Haiti and Chile and Australia and New Orleans (so poorly handled), all recent victims of horrible, terrible, unimaginable natural disasters. And now Japan. I don’t mean to get all John Lennon and peace-y but, wow, what a different world this would be if we used our armies and resources and money and budgets helping people devastated by natural disasters, instead of “wars” and “defense.” Why can’t we mobilize our armies (which include such much needed people like doctors and nurses therapists and social workers, in other words: People who care for people) for powers of good?
It’s all so heartbreakingly sad. Tonight, after a perfectly perfect day with the girls (play school, store school, play date with a friend, dinner out, couch snuggling, book reading) I was even more grateful for home and safety and no sirens. Avery fell asleep in front of my eyes (looooong blinks to peaceful sleeeeeep) as I lay with her in her bed. And Madeline, who, an hour after she went to bed, came out into the living room and asked me for a just one more hug. Tiny, perfect moments.

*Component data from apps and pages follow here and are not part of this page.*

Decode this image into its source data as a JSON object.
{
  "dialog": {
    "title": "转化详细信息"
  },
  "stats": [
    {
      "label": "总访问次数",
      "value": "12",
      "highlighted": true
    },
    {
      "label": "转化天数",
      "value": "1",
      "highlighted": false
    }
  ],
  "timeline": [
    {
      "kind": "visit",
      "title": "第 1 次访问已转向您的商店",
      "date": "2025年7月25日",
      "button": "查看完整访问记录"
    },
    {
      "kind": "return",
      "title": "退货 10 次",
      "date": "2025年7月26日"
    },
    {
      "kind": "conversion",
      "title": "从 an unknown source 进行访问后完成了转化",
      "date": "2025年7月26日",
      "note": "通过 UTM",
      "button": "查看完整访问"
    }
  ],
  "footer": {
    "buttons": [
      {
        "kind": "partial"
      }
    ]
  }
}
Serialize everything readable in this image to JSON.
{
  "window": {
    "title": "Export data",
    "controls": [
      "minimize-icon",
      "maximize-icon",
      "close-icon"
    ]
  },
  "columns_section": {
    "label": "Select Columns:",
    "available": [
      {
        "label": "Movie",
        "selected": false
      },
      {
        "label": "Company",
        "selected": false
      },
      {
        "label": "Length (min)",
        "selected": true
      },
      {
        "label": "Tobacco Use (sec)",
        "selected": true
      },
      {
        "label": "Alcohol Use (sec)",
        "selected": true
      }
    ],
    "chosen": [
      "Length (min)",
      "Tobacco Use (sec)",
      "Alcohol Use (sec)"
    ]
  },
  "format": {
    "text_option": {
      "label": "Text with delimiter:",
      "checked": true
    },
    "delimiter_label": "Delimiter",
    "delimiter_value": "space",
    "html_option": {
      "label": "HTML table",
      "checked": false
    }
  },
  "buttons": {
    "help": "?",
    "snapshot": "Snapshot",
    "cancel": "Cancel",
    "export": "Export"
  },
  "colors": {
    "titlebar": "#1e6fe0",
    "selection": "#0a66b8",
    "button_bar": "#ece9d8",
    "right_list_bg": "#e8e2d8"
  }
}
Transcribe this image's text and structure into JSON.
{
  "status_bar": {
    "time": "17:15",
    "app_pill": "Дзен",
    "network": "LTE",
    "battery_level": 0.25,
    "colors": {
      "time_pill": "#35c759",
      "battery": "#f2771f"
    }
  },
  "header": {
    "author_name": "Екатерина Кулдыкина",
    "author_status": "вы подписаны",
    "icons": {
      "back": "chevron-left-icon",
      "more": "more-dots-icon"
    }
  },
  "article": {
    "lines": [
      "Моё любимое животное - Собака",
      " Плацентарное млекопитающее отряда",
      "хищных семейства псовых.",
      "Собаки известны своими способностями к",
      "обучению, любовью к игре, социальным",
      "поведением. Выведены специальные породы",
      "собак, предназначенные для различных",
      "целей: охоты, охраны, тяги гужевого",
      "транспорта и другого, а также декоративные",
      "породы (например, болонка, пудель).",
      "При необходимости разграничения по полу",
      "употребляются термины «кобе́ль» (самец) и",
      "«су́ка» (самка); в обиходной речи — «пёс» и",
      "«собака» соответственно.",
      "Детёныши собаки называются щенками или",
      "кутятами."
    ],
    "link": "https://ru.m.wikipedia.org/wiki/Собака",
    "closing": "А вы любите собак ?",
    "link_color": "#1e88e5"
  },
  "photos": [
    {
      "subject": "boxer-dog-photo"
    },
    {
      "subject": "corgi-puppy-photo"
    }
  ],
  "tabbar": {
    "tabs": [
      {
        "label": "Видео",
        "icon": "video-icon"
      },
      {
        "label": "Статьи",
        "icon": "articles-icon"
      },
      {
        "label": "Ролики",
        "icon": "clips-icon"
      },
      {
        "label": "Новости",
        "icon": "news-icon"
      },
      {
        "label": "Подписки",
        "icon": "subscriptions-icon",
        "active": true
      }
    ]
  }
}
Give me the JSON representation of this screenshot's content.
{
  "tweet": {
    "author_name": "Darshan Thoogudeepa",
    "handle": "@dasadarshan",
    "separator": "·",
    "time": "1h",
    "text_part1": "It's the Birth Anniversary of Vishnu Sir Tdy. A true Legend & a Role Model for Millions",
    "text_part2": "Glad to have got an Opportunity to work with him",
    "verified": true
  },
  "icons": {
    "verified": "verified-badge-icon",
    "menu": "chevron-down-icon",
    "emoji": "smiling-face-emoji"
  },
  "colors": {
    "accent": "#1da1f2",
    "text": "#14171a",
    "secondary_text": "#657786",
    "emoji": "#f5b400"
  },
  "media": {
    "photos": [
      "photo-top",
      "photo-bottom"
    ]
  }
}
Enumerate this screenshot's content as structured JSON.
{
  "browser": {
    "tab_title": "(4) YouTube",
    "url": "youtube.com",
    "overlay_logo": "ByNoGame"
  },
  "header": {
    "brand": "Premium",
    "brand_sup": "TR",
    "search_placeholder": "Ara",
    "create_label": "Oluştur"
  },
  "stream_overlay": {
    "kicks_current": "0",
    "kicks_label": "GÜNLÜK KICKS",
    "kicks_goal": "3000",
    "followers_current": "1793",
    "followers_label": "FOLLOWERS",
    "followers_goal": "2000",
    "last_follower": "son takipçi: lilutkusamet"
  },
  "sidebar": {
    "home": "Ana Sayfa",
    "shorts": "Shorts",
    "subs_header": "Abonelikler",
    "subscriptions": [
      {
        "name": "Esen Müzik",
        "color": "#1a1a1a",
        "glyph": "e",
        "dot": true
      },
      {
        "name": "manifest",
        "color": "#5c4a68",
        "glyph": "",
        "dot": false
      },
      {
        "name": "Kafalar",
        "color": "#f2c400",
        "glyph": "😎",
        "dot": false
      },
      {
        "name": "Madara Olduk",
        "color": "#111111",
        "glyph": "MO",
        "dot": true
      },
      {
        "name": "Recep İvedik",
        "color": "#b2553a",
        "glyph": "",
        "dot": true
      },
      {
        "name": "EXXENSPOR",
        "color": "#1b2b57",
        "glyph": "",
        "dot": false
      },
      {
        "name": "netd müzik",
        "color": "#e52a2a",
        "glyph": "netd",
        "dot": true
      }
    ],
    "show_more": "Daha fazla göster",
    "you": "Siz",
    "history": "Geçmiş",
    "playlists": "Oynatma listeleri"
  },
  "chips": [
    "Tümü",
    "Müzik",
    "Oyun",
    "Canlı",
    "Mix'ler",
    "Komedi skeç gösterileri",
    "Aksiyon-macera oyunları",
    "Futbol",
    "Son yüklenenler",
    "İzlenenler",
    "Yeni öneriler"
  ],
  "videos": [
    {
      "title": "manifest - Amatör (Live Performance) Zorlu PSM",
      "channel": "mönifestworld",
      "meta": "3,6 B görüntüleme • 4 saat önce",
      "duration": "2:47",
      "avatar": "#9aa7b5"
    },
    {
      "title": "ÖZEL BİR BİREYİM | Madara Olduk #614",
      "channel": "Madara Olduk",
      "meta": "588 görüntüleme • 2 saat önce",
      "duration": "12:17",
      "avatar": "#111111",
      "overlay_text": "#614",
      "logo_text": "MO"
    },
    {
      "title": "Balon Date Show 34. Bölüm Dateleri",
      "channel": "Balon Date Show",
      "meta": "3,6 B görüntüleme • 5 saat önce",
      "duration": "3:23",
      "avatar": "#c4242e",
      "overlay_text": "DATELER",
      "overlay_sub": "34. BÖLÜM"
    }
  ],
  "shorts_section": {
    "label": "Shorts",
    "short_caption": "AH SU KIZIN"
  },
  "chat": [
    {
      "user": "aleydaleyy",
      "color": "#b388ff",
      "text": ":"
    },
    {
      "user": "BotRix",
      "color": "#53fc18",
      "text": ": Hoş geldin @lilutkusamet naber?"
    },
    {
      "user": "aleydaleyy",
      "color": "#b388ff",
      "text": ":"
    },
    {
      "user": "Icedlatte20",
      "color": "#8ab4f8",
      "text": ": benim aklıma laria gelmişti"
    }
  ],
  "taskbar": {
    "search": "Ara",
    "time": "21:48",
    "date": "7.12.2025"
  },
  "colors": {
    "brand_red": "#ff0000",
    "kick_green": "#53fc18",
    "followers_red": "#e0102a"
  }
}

Pictured above, scenes from the weekend. We tagged along with Nicole on a work trip to Boston. I am constantly amazed that my two girls have two different personalities, because I, too, sometimes fall into that trap of thinking that just because they are twins, they have the exact same personalities. Madeline’s fearless in the water. Absolutely fearless. She just jumps in, goes under, and comes up laughing. Avery loves swimming, but she requires a little more support. She will do everything Madeline does, but she needs a little more hand-holding. Just look at the looks on the faces before Nicole dunks them….Avery is so serious and focused, and Madeline is so excited and happy. Every day they teach me that mothering must be dynamic, detailed and focused. And end-user specific.